Will Being Jewish Affect My Accounting Career?


From the mailbag:

Good Evening Sir,

Thank you for some of your recent posts. I have read a few of them and have found some helpful information. I would appreciate any general thoughts or advice you may have for me and where I am holding on a somewhat unique situation.

I currently work for a large bank in a sales role and am looking to move into accounting. I am 30 right now. I recently went back to school to take a number of accounting courses [gpa for those is a 3.4]. I will now be attending a MAcc program part-time at a pretty well known school [that is recruited at] while continuing to work during the day [I have bills and what to pay, so can’t quit the dayjob]. Overall my experience has been good and I have gone to some networking events [PICPA, IMA, etc…] and met a few of the recruiters as well.

My somewhat unique situation will be in the fact that I am an orthodox jew. Now that really won’t be a problem for most things but two parts will be: vacation time and leaving early on Fridays. There are a number of biblical holidays [Passover, Rosh Hashana, etc…] during the year in which a jew is forbidden to work. Now, I usually just use my vacation time and it hasn’t been too much of a thing. That said, these days usually Fall out in March/April and Sept./Oct., which are usually blackout busy seasons… The second part, leaving early on Friday, is for the jewish day of rest, Shabbos. In the Summer I have no problem working until 6pm or so, but in the  Wintertime [say 3 mos.] I need to leave work around 3pm. I have no problem working extra late other days or even on Sundays.

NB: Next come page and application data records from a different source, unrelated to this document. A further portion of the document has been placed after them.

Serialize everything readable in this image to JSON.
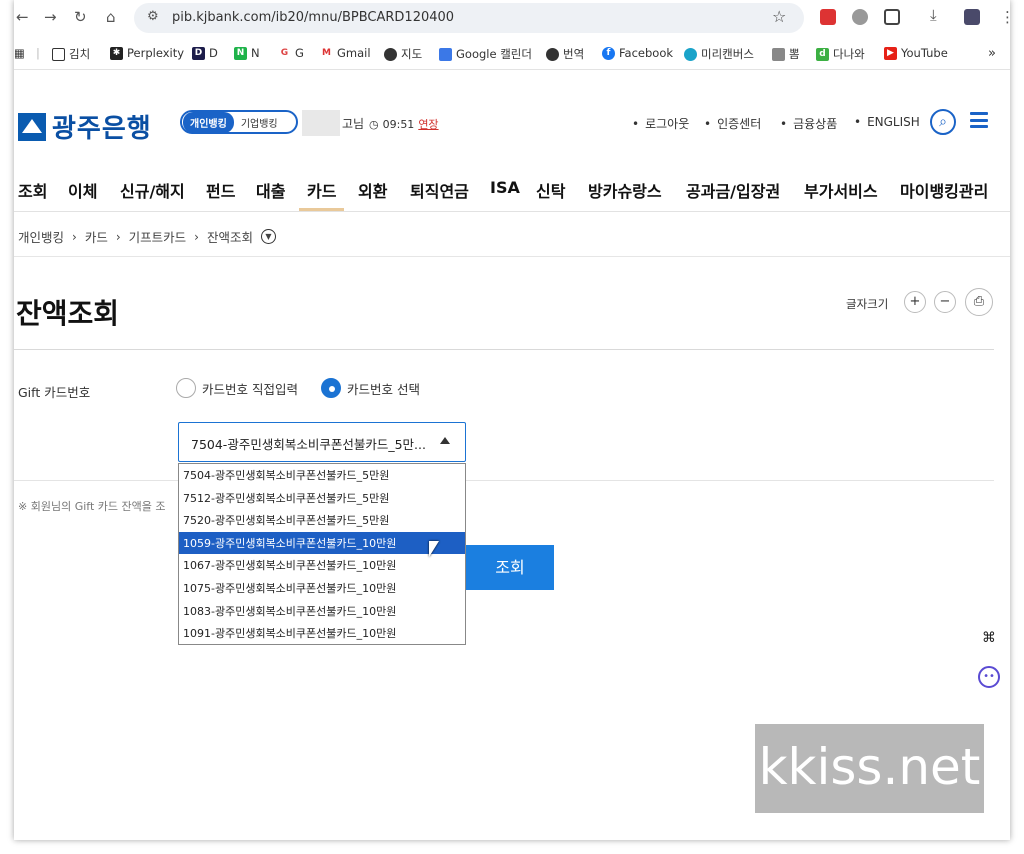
{
  "browser": {
    "url": "pib.kjbank.com/ib20/mnu/BPBCARD120400",
    "bookmarks": [
      {
        "label": "김치",
        "icon": "folder-icon"
      },
      {
        "label": "Perplexity",
        "icon": "perplexity-icon"
      },
      {
        "label": "D",
        "icon": "d-icon"
      },
      {
        "label": "N",
        "icon": "n-icon"
      },
      {
        "label": "G",
        "icon": "google-icon"
      },
      {
        "label": "Gmail",
        "icon": "gmail-icon"
      },
      {
        "label": "지도",
        "icon": "map-icon"
      },
      {
        "label": "Google 캘린더",
        "icon": "calendar-icon"
      },
      {
        "label": "번역",
        "icon": "translate-icon"
      },
      {
        "label": "Facebook",
        "icon": "facebook-icon"
      },
      {
        "label": "미리캔버스",
        "icon": "miricanvas-icon"
      },
      {
        "label": "뽐",
        "icon": "ppom-icon"
      },
      {
        "label": "다나와",
        "icon": "danawa-icon"
      },
      {
        "label": "YouTube",
        "icon": "youtube-icon"
      }
    ],
    "more": "»"
  },
  "header": {
    "logo": "광주은행",
    "seg_personal": "개인뱅킹",
    "seg_corporate": "기업뱅킹",
    "name_suffix": "고님",
    "time": "09:51",
    "extend": "연장",
    "util": [
      "로그아웃",
      "인증센터",
      "금융상품",
      "ENGLISH"
    ]
  },
  "gnb": [
    "조회",
    "이체",
    "신규/해지",
    "펀드",
    "대출",
    "카드",
    "외환",
    "퇴직연금",
    "ISA",
    "신탁",
    "방카슈랑스",
    "공과금/입장권",
    "부가서비스",
    "마이뱅킹관리"
  ],
  "breadcrumb": [
    "개인뱅킹",
    "카드",
    "기프트카드",
    "잔액조회"
  ],
  "page": {
    "title": "잔액조회",
    "font_size_label": "글자크기",
    "plus": "+",
    "minus": "−"
  },
  "form": {
    "card_label": "Gift 카드번호",
    "radio_direct": "카드번호 직접입력",
    "radio_select": "카드번호 선택",
    "selected_value": "7504-광주민생회복소비쿠폰선불카드_5만...",
    "options": [
      "7504-광주민생회복소비쿠폰선불카드_5만원",
      "7512-광주민생회복소비쿠폰선불카드_5만원",
      "7520-광주민생회복소비쿠폰선불카드_5만원",
      "1059-광주민생회복소비쿠폰선불카드_10만원",
      "1067-광주민생회복소비쿠폰선불카드_10만원",
      "1075-광주민생회복소비쿠폰선불카드_10만원",
      "1083-광주민생회복소비쿠폰선불카드_10만원",
      "1091-광주민생회복소비쿠폰선불카드_10만원"
    ],
    "highlighted_index": 3,
    "notice": "※ 회원님의 Gift 카드 잔액을 조",
    "query_button": "조회"
  },
  "watermark": "kkiss.net"
}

How would you best position/approach the time needed conversation during the interview process and what? Would I be best served by  aiming for a small local [read: flexible] firm or something in industry? Or would it still be possible to aim for a national/big 4? I would appreciate any thoughts you may have.

Have a great weekend,

Bean Contador

Not being Jewish myself I did quite a bit of research with Jewish friends of mine who have works at Big 4 firms, small accounting firms, and private companies.

As I mentioned in a previous post, the Big 4 and larger accounting firms are almost all very accepting of different lifestyles. Because of their size, they usually have a big focus on diversity, and hire people from all religious and cultural backgrounds.

The biggest piece of advice I can tell you is to go through the interview process as any normal candidate would. Being Jewish won’t negatively effect your accounting career, especially if you approach it the right way. Yes, you have something very unique to you. You need some special privileges that most employees don’t get for religious reasons. That’s fine. But wait until you receive the offer before bringing up those privileges.

From all the contacts I spoke with, the key thing they mentioned was communication. However, the interview process is not the time to ask questions. Once you have an offer in hand, you should discuss what accommodations will be needed. I have personally seen the Big 4 and other large firms  make accommodations for colleagues of yours that was Orthodox Jewish who didn’t work on Saturdays or Jewish holidays. You can do it too. Once you receive the offer from the firm, schedule a call with HR to discuss the overview of privileges you want to discuss, and send an email right after the call outlining each privilege and what it requires.

If I were in your shoes, I would give the firm chance to consider if they can accommodate your lifestyle (even though legally you probably don’t have to) and there will no doubt be a negotiation process up front, and with each team you work with at the firm.

The good news is from the comments you made above:

“I have no problem working extra late other days or even on Sundays.”

This is a great attitude to have. I will tell you that you want to work just as much as every other employee at the firm to avoid any colleauge or supervisors resenting the privileges you may be granted.

You want them to say:

“Ya, he leaves early. But he clearly is the most productive member of the team even with his time off.”

Remember, these people are responsible for whether you’re working in town, or out of town. Whether you receive a high or low rating. What your bonus will be. How much your raise will be. And when you will be promoted. You want them happy. So be ready to compromise and work even harder to prove yourself if you want to be one of the most successful employees at the firm.

The other option I would advise you to consider is to find a smaller niche accounting firm run by Orthodox Jews such as yourself.

For two reasons:

  1. First as a backup plan if you don’t find a position at a larger firm
  2. Second because you may feel that the personal fit is better because they understand you

You should be able to find a few firms by asking around your community, you may know a few already. Try and apply to at least 3-5 of those firms to give yourself a full picture of the options available to you!

  • Jacob Fults

    I work at PwC and am also orthodox. It is not a problem at all. I agree with all of Andrew’s suggestions. I brought it up after my offer. These firms figure out a way to make it work. They never make you feel uncomfortable. I have many friends at my firm and others and nobody has an issue. In fact, they are overly accomodating.

    • http://www.thebeancounter.com TheBeanCountercom

      Thanks for the reply Jacob! I spoke to the guy who sent me the original question, he said your comment helped!